Nation & World

Educational merits of TV

3 min read

‘Law & Order: SVU’ exec returns to Harvard with story to tell

Television still has the ability to teach as well as entertain, a Hollywood insider says, because compelling storytelling provides a riveting way to help educate viewers.

Neal Baer, Ed.M.’79, executive producer of “Law & Order: Special Victims Unit,” a network television crime drama that often mirrors criminal cases from the real world, returned to the Harvard Graduate School of Education (HGSE) on Oct. 5 to explain how his hit series is an effective learning tool.

Speaking to a crowd of students and faculty at Longfellow Hall about the importance of compelling storytelling, Baer said, “Stories are the currency of our lives. They are the measures of our days. We are nothing without our stories because stories encapsulate our fears, our failures, our dreams, and our desires.”

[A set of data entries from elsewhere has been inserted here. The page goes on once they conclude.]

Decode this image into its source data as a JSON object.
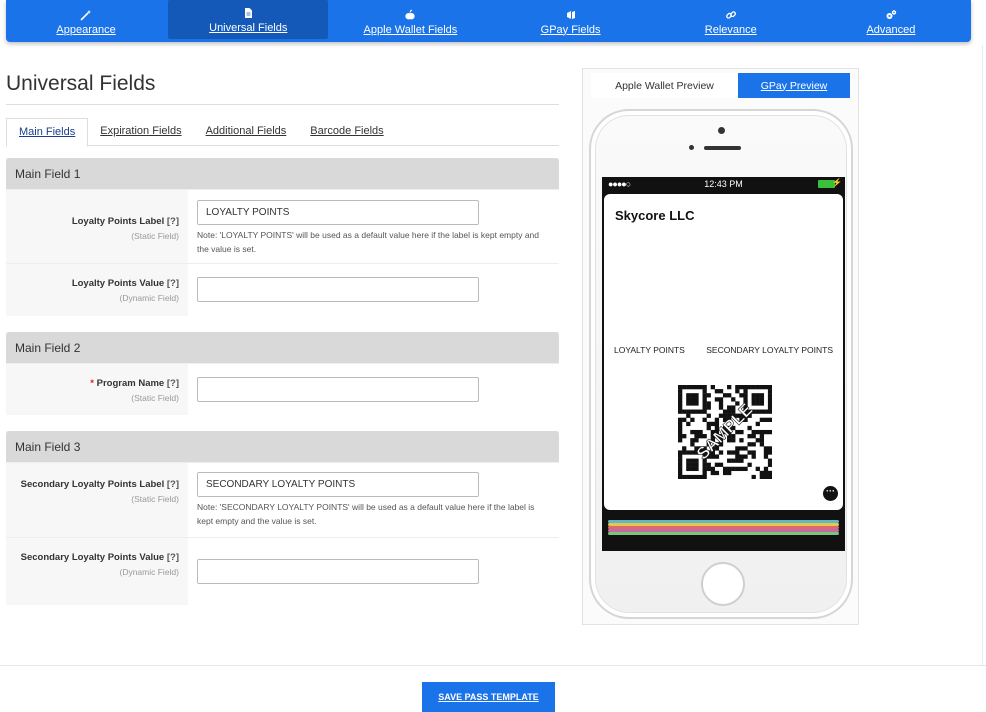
{
  "nav": {
    "items": [
      {
        "label": "Appearance",
        "icon": "magic-wand-icon"
      },
      {
        "label": "Universal Fields",
        "icon": "document-icon"
      },
      {
        "label": "Apple Wallet Fields",
        "icon": "apple-icon"
      },
      {
        "label": "GPay Fields",
        "icon": "gpay-icon"
      },
      {
        "label": "Relevance",
        "icon": "link-icon"
      },
      {
        "label": "Advanced",
        "icon": "gears-icon"
      }
    ],
    "active_index": 1,
    "accent": "#1a73e8"
  },
  "page": {
    "title": "Universal Fields"
  },
  "subtabs": [
    "Main Fields",
    "Expiration Fields",
    "Additional Fields",
    "Barcode Fields"
  ],
  "sections": [
    {
      "title": "Main Field 1",
      "rows": [
        {
          "label": "Loyalty Points Label",
          "help": "[?]",
          "hint": "(Static Field)",
          "value": "LOYALTY POINTS",
          "note": "Note: 'LOYALTY POINTS' will be used as a default value here if the label is kept empty and the value is set."
        },
        {
          "label": "Loyalty Points Value",
          "help": "[?]",
          "hint": "(Dynamic Field)",
          "value": ""
        }
      ]
    },
    {
      "title": "Main Field 2",
      "rows": [
        {
          "required": "*",
          "label": "Program Name",
          "help": "[?]",
          "hint": "(Static Field)",
          "value": ""
        }
      ]
    },
    {
      "title": "Main Field 3",
      "rows": [
        {
          "label": "Secondary Loyalty Points Label",
          "help": "[?]",
          "hint": "(Static Field)",
          "value": "SECONDARY LOYALTY POINTS",
          "note": "Note: 'SECONDARY LOYALTY POINTS' will be used as a default value here if the label is kept empty and the value is set."
        },
        {
          "label": "Secondary Loyalty Points Value",
          "help": "[?]",
          "hint": "(Dynamic Field)",
          "value": ""
        }
      ]
    }
  ],
  "preview": {
    "tabs": [
      "Apple Wallet Preview",
      "GPay Preview"
    ],
    "status_time": "12:43 PM",
    "status_dots": "●●●●○",
    "org_name": "Skycore LLC",
    "field1_label": "LOYALTY POINTS",
    "field2_label": "SECONDARY LOYALTY POINTS",
    "barcode_watermark": "SAMPLE",
    "more_glyph": "···",
    "stack_colors": [
      "#5fb8c4",
      "#e7c64d",
      "#d96b6b",
      "#c36aa6",
      "#7cc47a"
    ]
  },
  "footer": {
    "save_label": "SAVE PASS TEMPLATE"
  }
}
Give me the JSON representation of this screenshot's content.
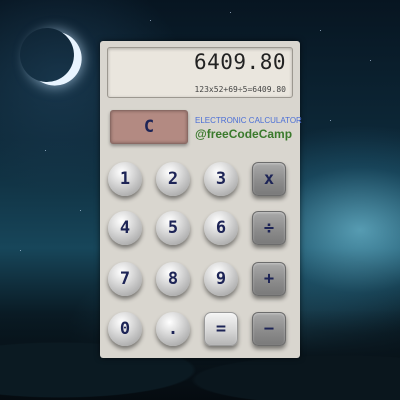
{
  "display": {
    "value": "6409.80",
    "expression": "123x52+69÷5=6409.80"
  },
  "brand": {
    "title": "ELECTRONIC CALCULATOR",
    "handle": "@freeCodeCamp"
  },
  "keys": {
    "clear": "C",
    "one": "1",
    "two": "2",
    "three": "3",
    "four": "4",
    "five": "5",
    "six": "6",
    "seven": "7",
    "eight": "8",
    "nine": "9",
    "zero": "0",
    "decimal": ".",
    "equals": "=",
    "multiply": "x",
    "divide": "÷",
    "add": "+",
    "subtract": "−"
  },
  "colors": {
    "body": "#d9d6cf",
    "clear_key": "#b38a82",
    "key_text": "#1d2456",
    "brand_title": "#4b6fd6",
    "brand_handle": "#3a7a2c"
  }
}
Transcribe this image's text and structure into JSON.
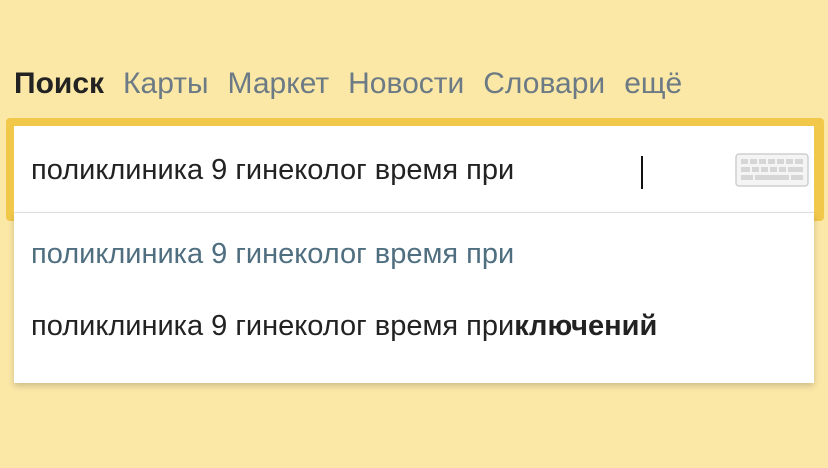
{
  "nav": {
    "tabs": [
      {
        "label": "Поиск",
        "active": true
      },
      {
        "label": "Карты"
      },
      {
        "label": "Маркет"
      },
      {
        "label": "Новости"
      },
      {
        "label": "Словари"
      },
      {
        "label": "ещё"
      }
    ]
  },
  "search": {
    "value": "поликлиника 9 гинеколог время при",
    "keyboard_icon": "keyboard-icon"
  },
  "suggestions": [
    {
      "text": "поликлиника 9 гинеколог время при"
    },
    {
      "prefix": "поликлиника 9 гинеколог время при",
      "completion": "ключений"
    }
  ],
  "colors": {
    "background": "#fbe7a6",
    "frame": "#f2c84b",
    "suggestion_link": "#4f6f80"
  }
}
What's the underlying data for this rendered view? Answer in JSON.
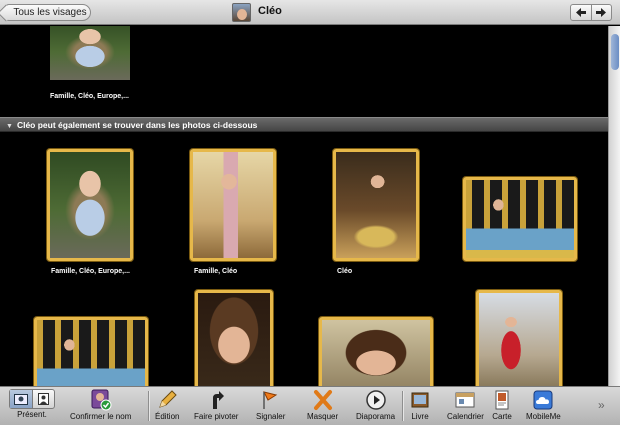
{
  "header": {
    "back_label": "Tous les visages",
    "title": "Cléo"
  },
  "top_photo": {
    "caption": "Famille, Cléo, Europe,..."
  },
  "section": {
    "label": "Cléo peut également se trouver dans les photos ci-dessous"
  },
  "photos_row1": [
    {
      "caption": "Famille, Cléo, Europe,..."
    },
    {
      "caption": "Famille, Cléo"
    },
    {
      "caption": "Cléo"
    },
    {
      "caption": ""
    }
  ],
  "toolbar": {
    "present_label": "Présent.",
    "confirm_label": "Confirmer le nom",
    "edit_label": "Édition",
    "rotate_label": "Faire pivoter",
    "flag_label": "Signaler",
    "hide_label": "Masquer",
    "slideshow_label": "Diaporama",
    "book_label": "Livre",
    "calendar_label": "Calendrier",
    "card_label": "Carte",
    "mobileme_label": "MobileMe",
    "more_label": "»"
  },
  "colors": {
    "selection_border": "#e6b84a",
    "background": "#000000"
  }
}
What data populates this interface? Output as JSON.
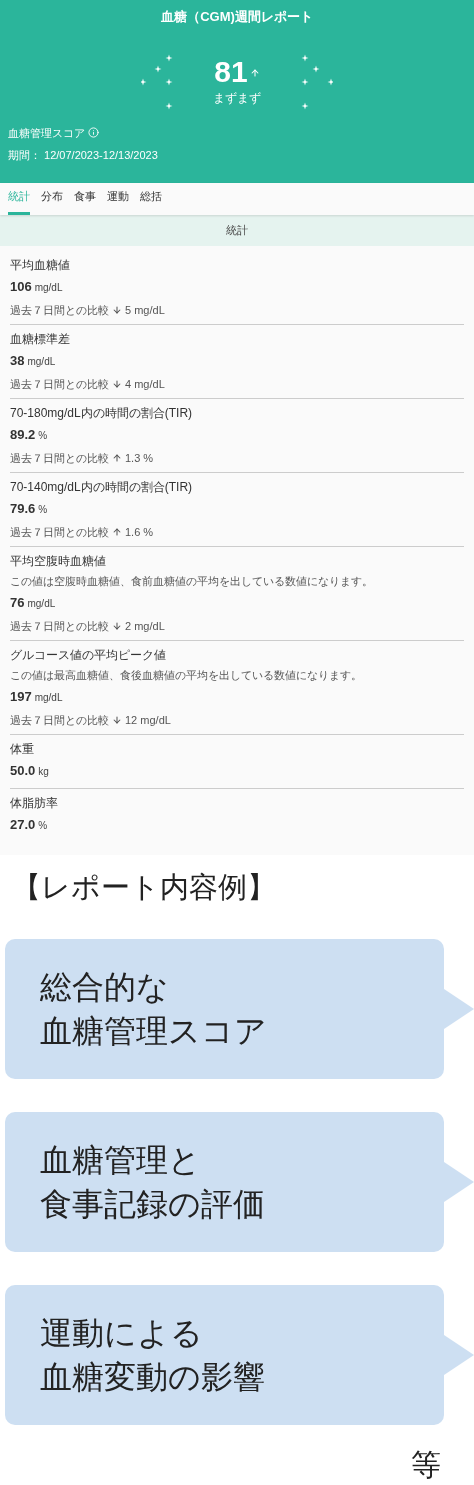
{
  "header": {
    "title": "血糖（CGM)週間レポート",
    "score": "81",
    "score_rising": true,
    "score_rating": "まずまず",
    "score_label": "血糖管理スコア",
    "period": "期間： 12/07/2023-12/13/2023"
  },
  "tabs": [
    {
      "label": "統計",
      "selected": true
    },
    {
      "label": "分布",
      "selected": false
    },
    {
      "label": "食事",
      "selected": false
    },
    {
      "label": "運動",
      "selected": false
    },
    {
      "label": "総括",
      "selected": false
    }
  ],
  "section_title": "統計",
  "stats": [
    {
      "title": "平均血糖値",
      "value": "106",
      "unit": "mg/dL",
      "comparison": {
        "label": "過去７日間との比較",
        "rising": false,
        "change": "5 mg/dL"
      }
    },
    {
      "title": "血糖標準差",
      "value": "38",
      "unit": "mg/dL",
      "comparison": {
        "label": "過去７日間との比較",
        "rising": false,
        "change": "4 mg/dL"
      }
    },
    {
      "title": "70-180mg/dL内の時間の割合(TIR)",
      "value": "89.2",
      "unit": "%",
      "comparison": {
        "label": "過去７日間との比較",
        "rising": true,
        "change": "1.3 %"
      }
    },
    {
      "title": "70-140mg/dL内の時間の割合(TIR)",
      "value": "79.6",
      "unit": "%",
      "comparison": {
        "label": "過去７日間との比較",
        "rising": true,
        "change": "1.6 %"
      }
    },
    {
      "title": "平均空腹時血糖値",
      "description": "この値は空腹時血糖値、食前血糖値の平均を出している数値になります。",
      "value": "76",
      "unit": "mg/dL",
      "comparison": {
        "label": "過去７日間との比較",
        "rising": false,
        "change": "2 mg/dL"
      }
    },
    {
      "title": "グルコース値の平均ピーク値",
      "description": "この値は最高血糖値、食後血糖値の平均を出している数値になります。",
      "value": "197",
      "unit": "mg/dL",
      "comparison": {
        "label": "過去７日間との比較",
        "rising": false,
        "change": "12 mg/dL"
      }
    },
    {
      "title": "体重",
      "value": "50.0",
      "unit": "kg"
    },
    {
      "title": "体脂肪率",
      "value": "27.0",
      "unit": "%"
    }
  ],
  "caption": "【レポート内容例】",
  "callouts": [
    {
      "lines": [
        "総合的な",
        "血糖管理スコア"
      ]
    },
    {
      "lines": [
        "血糖管理と",
        "食事記録の評価"
      ]
    },
    {
      "lines": [
        "運動による",
        "血糖変動の影響"
      ]
    }
  ],
  "footnote": "等"
}
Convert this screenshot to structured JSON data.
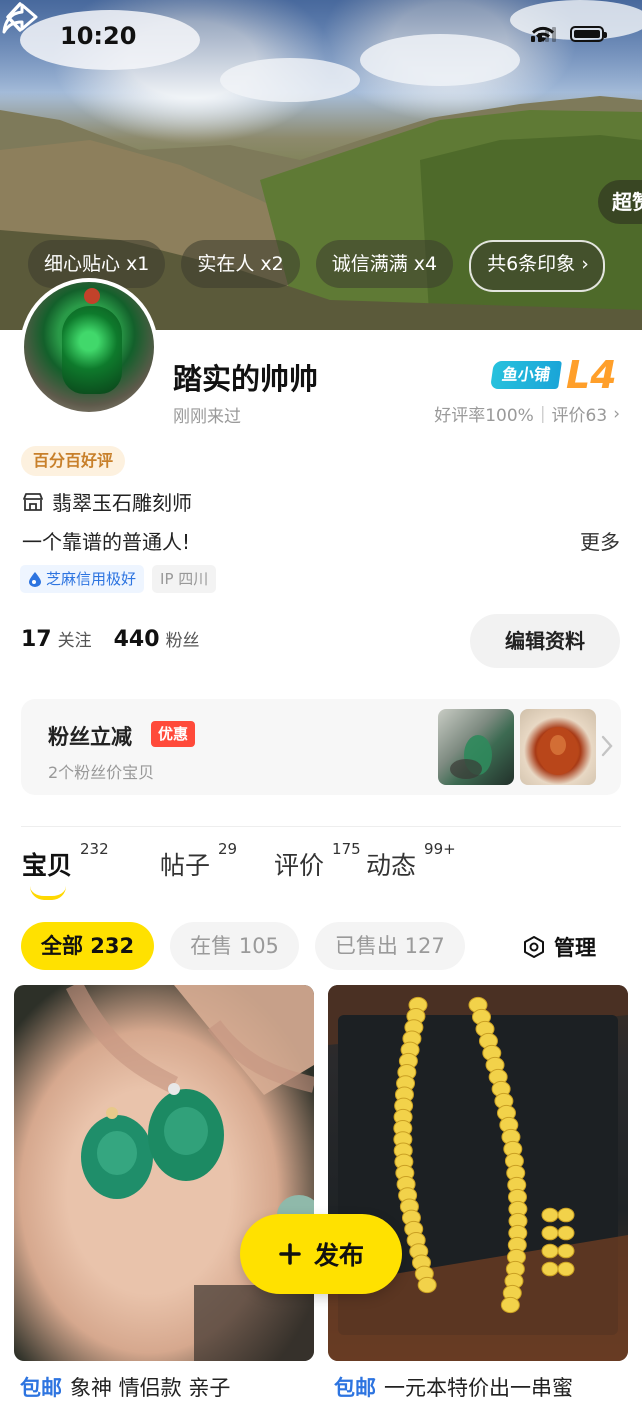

Effective television stories, he said, can “offer the viewer a template to reflect on his or her own life experiences,” as well as provide important educational information. Television dramas lend themselves particularly well to storytelling, Baer noted, because they reflect viewers’ own daily struggles and “dramatize the messiness and conflict inherent in social issues through the TV characters’ beliefs and actions.”

Previous lecturers included Gary Knell, president and chief executive of Sesame Workshop, and Michael Flaherty, president and co-founder of Walden Media, the company known for its film versions of children’s classics such as “The Lion, the Witch and the Wardrobe” and “Charlotte’s Web.”  The discussion was part of the School’s annual Askwith Forum lecture series.

Showing clips from his popular crime drama, Baer discussed how the show’s themes often involve ethical dilemmas drawn from everyday life. By examining complex issues such as abortion, prison torture, and child immunization in compelling ways through sympathetic characters, Baer said, his stories often have the power to educate and inform better than simple statistics might.

“Fifteen million AIDS orphans, that [number] is hard to grapple with. But when you hear a story … stories move us,” he said. “Nothing is more liberating than telling a story, Baer added. “If it is honest, people will listen.”

While working on the doctor drama “ER,” Baer and the Kaiser Family Foundation, a private, nonprofit group that focuses on health care, polled random viewers in 2000 before and after an episode aired on the human papillomavirus. The study – an effort to determine whether viewers picked up on any of the factual elements in the show – revealed that before it aired only 19 percent of those surveyed knew the virus was directly associated with cervical cancer. Following the episode, the statistic had risen to 60 percent.

Baer also showed a moving clip from the recent documentary “Mozambique,” made by a young African AIDS orphan. Baer, working with a project to have AIDS orphans tell their own stories, helped equip the teen with a camera and basic editing and producing skills. The 16-year-old’s film won critical acclaim and appeared in several film festivals.

“I am convinced that telling one’s own story is empowering,” said Baer. “It means you matter.”

During his talk, the producer, who also holds degrees from Harvard Medical School (’96) and Harvard’s Graduate School of Arts and Sciences (’82), acknowledged one of his HGSE mentors in attendance.

Her classes “were about telling stories, stories, stories, and the power that stories have,” he said, motioning to Sara Lawrence-Lightfoot, Emily Hargroves Fisher Professor of Education, who was seated in the front row. “Thank you, Sarah.”